*WORK TO BE COMPLETED:* Every line of the data must appear again in the answer, exactly as written.

Start of RECORDED INFORMATION

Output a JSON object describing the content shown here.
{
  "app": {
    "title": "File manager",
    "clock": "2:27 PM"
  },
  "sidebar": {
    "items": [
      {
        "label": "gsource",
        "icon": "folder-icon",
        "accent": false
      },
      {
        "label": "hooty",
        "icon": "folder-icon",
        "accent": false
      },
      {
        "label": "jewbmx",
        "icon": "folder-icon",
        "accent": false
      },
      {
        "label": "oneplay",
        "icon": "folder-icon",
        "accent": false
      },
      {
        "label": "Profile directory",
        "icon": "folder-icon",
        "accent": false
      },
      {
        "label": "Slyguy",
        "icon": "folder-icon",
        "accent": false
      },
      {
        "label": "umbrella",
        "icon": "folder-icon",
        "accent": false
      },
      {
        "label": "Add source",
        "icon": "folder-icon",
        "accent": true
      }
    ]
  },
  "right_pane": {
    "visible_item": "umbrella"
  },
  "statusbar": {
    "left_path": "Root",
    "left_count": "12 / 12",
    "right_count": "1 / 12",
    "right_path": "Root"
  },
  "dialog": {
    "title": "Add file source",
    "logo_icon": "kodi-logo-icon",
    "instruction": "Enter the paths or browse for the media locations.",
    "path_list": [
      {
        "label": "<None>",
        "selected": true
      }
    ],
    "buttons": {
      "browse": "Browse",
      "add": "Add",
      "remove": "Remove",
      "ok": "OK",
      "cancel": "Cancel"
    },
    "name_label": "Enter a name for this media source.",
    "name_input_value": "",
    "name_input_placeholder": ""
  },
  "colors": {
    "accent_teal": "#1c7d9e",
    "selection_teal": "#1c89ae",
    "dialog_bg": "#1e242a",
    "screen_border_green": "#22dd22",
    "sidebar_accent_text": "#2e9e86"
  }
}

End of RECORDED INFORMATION

*FINAL ANSWER:*
Output a JSON object describing the content shown here.
{
  "app": {
    "title": "File manager",
    "clock": "2:27 PM"
  },
  "sidebar": {
    "items": [
      {
        "label": "gsource",
        "icon": "folder-icon",
        "accent": false
      },
      {
        "label": "hooty",
        "icon": "folder-icon",
        "accent": false
      },
      {
        "label": "jewbmx",
        "icon": "folder-icon",
        "accent": false
      },
      {
        "label": "oneplay",
        "icon": "folder-icon",
        "accent": false
      },
      {
        "label": "Profile directory",
        "icon": "folder-icon",
        "accent": false
      },
      {
        "label": "Slyguy",
        "icon": "folder-icon",
        "accent": false
      },
      {
        "label": "umbrella",
        "icon": "folder-icon",
        "accent": false
      },
      {
        "label": "Add source",
        "icon": "folder-icon",
        "accent": true
      }
    ]
  },
  "right_pane": {
    "visible_item": "umbrella"
  },
  "statusbar": {
    "left_path": "Root",
    "left_count": "12 / 12",
    "right_count": "1 / 12",
    "right_path": "Root"
  },
  "dialog": {
    "title": "Add file source",
    "logo_icon": "kodi-logo-icon",
    "instruction": "Enter the paths or browse for the media locations.",
    "path_list": [
      {
        "label": "<None>",
        "selected": true
      }
    ],
    "buttons": {
      "browse": "Browse",
      "add": "Add",
      "remove": "Remove",
      "ok": "OK",
      "cancel": "Cancel"
    },
    "name_label": "Enter a name for this media source.",
    "name_input_value": "",
    "name_input_placeholder": ""
  },
  "colors": {
    "accent_teal": "#1c7d9e",
    "selection_teal": "#1c89ae",
    "dialog_bg": "#1e242a",
    "screen_border_green": "#22dd22",
    "sidebar_accent_text": "#2e9e86"
  }
}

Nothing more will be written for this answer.